◆ Activity ◆
Search term "Reflection": copy each line of the data containing it.

◆ Records drawn from a dataset ◆
——
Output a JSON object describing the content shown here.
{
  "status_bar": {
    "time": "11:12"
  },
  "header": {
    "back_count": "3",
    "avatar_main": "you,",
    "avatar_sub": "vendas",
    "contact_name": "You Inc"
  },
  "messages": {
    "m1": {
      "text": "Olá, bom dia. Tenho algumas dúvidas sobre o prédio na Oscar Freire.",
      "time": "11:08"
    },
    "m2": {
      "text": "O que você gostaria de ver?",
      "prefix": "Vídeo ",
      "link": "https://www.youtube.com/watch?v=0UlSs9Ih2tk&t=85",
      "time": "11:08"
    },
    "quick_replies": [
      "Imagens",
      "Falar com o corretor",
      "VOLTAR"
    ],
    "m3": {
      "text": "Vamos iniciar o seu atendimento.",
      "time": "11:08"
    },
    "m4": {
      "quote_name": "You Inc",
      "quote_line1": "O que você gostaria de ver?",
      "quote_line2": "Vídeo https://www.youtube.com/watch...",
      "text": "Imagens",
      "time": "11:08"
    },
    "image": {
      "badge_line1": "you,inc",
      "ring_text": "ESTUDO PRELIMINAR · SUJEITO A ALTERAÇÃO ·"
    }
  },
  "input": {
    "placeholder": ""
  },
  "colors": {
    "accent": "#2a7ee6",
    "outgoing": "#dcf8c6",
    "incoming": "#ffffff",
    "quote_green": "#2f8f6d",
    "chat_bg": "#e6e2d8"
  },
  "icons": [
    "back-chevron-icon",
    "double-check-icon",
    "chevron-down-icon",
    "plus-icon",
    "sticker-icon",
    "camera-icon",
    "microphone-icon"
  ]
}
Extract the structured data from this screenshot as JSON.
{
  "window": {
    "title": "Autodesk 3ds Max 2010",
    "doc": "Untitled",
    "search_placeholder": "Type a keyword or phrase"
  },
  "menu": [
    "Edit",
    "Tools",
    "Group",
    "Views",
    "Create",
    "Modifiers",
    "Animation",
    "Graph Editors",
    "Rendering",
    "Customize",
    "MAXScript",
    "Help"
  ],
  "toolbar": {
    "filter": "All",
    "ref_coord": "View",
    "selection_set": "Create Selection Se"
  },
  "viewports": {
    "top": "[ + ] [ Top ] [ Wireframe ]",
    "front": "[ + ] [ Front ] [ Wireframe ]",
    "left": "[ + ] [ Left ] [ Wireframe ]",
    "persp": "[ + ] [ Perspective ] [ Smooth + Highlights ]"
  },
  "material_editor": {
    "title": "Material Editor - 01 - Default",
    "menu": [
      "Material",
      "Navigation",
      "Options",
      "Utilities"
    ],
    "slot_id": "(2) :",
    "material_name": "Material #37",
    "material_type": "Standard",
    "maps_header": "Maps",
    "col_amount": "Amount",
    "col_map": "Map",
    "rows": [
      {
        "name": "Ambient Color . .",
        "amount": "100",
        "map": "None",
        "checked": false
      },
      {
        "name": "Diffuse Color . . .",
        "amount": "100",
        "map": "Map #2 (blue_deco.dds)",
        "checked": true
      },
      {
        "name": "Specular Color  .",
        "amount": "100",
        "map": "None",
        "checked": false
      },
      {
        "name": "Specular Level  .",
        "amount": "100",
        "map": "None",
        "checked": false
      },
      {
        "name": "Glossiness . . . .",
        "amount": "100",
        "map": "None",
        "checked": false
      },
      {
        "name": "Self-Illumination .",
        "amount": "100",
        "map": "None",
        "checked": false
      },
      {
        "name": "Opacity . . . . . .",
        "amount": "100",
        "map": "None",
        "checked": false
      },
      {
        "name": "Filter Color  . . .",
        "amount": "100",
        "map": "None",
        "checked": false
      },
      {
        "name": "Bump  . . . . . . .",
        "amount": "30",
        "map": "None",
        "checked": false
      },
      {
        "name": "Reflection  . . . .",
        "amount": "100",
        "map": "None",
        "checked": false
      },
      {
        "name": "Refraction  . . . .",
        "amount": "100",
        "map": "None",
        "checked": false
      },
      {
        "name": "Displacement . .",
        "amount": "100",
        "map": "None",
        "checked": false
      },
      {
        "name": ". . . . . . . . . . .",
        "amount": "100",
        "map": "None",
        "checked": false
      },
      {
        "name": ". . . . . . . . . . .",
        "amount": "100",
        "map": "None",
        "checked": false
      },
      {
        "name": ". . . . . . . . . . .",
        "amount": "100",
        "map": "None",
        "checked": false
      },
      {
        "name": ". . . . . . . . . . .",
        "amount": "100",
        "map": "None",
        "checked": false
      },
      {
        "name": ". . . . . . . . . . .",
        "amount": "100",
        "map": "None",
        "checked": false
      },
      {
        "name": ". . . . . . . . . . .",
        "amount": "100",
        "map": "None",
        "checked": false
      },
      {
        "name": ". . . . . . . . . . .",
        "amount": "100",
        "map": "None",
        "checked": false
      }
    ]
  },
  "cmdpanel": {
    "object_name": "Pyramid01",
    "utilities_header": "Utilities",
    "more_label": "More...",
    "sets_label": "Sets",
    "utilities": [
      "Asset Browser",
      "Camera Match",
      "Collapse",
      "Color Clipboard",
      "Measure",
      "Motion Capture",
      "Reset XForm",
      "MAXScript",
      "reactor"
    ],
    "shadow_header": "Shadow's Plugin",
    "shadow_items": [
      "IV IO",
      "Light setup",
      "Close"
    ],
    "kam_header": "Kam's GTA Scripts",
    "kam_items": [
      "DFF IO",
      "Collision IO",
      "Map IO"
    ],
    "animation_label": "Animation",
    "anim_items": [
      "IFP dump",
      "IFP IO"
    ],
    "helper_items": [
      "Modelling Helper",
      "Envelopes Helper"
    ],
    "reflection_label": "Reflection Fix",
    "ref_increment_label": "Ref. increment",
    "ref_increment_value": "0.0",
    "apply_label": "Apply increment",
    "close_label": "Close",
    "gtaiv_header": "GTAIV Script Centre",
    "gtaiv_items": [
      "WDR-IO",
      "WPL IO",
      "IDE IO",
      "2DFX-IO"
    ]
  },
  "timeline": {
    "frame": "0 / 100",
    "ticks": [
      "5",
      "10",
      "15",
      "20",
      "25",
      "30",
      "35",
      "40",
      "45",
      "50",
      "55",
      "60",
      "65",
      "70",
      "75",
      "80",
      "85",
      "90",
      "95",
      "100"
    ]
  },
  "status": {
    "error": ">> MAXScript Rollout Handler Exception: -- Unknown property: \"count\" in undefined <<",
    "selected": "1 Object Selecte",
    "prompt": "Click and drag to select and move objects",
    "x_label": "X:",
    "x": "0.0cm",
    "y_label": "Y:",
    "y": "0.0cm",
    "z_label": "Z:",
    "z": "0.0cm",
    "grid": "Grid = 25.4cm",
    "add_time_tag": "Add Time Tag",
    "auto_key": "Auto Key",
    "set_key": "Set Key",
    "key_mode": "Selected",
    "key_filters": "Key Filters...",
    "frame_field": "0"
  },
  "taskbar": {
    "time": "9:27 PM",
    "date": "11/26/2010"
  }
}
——
◆ Exercise output ◆
        "name": "Reflection  . . . .",
    "reflection_label": "Reflection Fix",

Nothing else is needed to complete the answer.